TASK INSTRUCTIONS — Check every line of the records below for the string "Healthy" and copy the ones that have it.

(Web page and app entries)
########

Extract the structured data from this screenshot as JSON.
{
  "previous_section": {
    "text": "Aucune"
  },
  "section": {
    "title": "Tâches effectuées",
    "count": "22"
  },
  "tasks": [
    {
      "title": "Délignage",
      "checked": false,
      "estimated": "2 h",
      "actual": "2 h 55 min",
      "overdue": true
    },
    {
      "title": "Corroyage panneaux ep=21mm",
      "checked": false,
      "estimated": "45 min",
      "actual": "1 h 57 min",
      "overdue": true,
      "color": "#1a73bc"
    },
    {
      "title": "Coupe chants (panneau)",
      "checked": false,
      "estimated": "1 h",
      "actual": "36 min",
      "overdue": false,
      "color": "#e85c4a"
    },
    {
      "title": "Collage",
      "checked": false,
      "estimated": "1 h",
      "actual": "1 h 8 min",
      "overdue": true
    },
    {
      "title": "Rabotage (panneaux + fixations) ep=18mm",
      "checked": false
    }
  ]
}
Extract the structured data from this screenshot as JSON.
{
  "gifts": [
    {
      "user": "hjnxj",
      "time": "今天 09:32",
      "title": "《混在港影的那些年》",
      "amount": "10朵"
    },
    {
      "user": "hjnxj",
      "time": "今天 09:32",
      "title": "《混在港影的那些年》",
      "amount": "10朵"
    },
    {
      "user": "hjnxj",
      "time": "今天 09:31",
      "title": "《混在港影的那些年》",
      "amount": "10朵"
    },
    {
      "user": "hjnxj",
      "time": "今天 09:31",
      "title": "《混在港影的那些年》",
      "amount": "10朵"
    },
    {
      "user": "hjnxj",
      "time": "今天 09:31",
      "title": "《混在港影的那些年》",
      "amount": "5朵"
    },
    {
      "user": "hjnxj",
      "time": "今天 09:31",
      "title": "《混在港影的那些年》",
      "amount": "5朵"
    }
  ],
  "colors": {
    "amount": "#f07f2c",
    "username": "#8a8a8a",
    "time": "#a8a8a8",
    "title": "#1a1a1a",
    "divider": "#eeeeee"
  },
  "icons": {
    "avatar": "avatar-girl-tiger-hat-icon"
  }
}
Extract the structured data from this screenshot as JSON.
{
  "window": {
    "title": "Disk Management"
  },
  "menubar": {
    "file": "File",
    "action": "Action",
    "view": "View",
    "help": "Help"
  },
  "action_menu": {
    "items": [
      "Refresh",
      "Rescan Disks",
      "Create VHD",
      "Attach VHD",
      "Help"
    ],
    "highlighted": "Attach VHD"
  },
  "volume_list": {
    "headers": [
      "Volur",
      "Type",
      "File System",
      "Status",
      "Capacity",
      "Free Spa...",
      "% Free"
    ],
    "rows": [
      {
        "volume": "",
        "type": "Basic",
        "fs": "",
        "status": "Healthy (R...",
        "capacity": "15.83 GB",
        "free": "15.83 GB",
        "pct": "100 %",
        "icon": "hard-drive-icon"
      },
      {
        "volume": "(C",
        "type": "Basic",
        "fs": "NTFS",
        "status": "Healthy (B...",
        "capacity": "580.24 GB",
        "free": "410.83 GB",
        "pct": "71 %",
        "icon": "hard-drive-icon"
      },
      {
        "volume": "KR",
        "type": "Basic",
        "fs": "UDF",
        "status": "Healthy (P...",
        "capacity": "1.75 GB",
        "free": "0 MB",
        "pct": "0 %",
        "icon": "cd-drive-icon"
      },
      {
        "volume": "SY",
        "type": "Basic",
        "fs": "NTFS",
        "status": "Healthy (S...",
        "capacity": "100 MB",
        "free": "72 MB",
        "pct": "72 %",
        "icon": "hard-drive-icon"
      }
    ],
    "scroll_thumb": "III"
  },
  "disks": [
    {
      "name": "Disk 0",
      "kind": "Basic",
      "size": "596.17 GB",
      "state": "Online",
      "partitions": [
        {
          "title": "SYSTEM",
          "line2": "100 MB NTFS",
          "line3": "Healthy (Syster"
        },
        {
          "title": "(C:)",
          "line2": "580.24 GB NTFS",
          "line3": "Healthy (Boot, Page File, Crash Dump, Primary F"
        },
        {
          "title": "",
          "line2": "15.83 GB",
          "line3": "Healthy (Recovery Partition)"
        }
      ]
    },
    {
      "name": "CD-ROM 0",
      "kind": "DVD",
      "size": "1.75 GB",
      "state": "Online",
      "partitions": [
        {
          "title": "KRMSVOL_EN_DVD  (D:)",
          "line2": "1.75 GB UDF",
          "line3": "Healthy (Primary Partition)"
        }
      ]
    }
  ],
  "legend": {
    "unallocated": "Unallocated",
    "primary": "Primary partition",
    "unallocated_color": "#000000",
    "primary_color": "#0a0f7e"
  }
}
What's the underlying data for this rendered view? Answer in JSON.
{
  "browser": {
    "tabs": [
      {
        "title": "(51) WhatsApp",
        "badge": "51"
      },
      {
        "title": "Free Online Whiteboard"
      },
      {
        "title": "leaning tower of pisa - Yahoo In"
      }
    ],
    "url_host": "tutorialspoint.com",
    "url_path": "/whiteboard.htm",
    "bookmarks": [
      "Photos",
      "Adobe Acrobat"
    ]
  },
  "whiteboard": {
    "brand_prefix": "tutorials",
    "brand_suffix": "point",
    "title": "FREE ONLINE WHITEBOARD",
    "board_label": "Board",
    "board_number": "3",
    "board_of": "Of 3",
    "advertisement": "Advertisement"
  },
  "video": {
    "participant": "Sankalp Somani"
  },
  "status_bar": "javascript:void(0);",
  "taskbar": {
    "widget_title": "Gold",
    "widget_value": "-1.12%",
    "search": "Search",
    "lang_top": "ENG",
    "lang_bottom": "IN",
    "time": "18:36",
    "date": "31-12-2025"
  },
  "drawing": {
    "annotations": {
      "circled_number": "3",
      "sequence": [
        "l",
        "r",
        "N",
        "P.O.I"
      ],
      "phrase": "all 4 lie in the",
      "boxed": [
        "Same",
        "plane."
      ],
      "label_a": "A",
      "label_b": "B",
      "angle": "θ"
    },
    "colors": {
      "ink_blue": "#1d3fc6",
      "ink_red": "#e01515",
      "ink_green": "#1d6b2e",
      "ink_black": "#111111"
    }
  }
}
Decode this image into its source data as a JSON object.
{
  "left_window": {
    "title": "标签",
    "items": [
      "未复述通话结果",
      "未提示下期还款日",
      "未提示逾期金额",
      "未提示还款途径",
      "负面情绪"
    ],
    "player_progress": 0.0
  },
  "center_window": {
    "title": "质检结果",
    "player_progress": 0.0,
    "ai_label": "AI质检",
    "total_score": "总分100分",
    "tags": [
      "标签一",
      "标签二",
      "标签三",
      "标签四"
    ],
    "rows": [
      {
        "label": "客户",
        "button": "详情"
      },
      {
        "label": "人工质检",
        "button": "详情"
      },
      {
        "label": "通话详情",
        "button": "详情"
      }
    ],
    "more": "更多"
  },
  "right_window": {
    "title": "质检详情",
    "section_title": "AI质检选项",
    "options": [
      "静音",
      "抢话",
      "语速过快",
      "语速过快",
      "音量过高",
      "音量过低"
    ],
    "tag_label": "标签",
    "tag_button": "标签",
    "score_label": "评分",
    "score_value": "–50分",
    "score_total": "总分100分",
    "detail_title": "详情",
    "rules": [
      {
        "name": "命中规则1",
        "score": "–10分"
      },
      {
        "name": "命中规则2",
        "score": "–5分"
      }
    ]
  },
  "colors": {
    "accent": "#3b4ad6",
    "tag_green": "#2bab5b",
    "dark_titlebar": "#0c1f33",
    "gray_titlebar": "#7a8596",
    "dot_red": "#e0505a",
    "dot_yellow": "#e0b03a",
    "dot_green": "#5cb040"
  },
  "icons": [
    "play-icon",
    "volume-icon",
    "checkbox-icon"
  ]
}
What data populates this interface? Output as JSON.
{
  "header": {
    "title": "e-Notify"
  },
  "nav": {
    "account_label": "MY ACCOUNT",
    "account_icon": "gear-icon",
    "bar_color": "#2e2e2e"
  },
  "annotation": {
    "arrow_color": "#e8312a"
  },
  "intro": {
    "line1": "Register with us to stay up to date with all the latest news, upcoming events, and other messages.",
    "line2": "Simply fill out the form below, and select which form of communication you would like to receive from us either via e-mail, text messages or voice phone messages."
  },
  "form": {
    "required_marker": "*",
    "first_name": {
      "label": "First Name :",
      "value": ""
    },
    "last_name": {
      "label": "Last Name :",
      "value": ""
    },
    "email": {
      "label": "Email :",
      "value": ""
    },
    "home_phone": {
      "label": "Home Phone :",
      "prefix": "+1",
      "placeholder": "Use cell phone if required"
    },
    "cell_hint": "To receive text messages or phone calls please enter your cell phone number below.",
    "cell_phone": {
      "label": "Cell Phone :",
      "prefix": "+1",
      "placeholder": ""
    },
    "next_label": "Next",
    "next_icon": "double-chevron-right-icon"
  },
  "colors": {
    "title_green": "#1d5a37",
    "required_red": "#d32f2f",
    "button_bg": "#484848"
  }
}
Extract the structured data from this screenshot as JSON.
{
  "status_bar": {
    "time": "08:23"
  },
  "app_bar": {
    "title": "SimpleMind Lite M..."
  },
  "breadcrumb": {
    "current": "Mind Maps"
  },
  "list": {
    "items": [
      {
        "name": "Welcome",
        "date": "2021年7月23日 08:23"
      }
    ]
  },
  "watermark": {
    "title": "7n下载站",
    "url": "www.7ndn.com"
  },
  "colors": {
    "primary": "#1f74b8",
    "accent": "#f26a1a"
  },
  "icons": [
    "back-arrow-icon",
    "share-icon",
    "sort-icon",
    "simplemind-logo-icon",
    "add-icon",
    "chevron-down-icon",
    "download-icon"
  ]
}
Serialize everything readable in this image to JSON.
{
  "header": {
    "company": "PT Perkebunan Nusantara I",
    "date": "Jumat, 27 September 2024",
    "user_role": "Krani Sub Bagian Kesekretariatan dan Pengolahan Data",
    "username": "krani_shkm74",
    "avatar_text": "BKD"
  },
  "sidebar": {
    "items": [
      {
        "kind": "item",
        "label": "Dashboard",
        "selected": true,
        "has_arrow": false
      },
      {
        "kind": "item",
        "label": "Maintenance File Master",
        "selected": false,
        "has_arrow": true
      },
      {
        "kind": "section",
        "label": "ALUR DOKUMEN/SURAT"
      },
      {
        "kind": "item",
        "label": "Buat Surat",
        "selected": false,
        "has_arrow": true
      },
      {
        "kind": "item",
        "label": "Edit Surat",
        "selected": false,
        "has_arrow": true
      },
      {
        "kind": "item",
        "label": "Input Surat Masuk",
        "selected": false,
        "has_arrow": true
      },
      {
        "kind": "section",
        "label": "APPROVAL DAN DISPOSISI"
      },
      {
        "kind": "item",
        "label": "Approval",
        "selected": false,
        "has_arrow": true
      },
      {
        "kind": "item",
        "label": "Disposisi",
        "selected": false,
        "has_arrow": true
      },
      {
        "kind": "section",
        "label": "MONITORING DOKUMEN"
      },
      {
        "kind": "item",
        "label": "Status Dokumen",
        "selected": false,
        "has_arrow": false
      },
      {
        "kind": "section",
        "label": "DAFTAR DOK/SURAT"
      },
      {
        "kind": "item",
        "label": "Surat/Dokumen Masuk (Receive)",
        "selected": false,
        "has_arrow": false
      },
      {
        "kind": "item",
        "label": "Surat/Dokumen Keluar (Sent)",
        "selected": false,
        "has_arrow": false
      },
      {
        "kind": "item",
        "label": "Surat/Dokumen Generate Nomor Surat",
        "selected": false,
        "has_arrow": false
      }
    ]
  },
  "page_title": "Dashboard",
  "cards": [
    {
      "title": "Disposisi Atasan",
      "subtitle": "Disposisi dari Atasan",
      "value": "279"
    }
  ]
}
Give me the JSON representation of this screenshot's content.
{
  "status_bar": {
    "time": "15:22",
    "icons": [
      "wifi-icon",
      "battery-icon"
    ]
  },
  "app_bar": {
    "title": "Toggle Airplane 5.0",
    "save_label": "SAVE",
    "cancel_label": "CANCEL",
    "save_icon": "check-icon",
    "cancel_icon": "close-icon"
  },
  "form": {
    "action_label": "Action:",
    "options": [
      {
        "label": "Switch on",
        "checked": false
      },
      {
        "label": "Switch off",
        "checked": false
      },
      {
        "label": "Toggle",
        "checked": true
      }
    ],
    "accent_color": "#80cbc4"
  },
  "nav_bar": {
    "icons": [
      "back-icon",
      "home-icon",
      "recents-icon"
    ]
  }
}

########

EXERCISE RESPONSE —
        "status": "Healthy (R...",
        "status": "Healthy (B...",
        "status": "Healthy (P...",
        "status": "Healthy (S...",
          "line3": "Healthy (Syster"
          "line3": "Healthy (Boot, Page File, Crash Dump, Primary F"
          "line3": "Healthy (Recovery Partition)"
          "line3": "Healthy (Primary Partition)"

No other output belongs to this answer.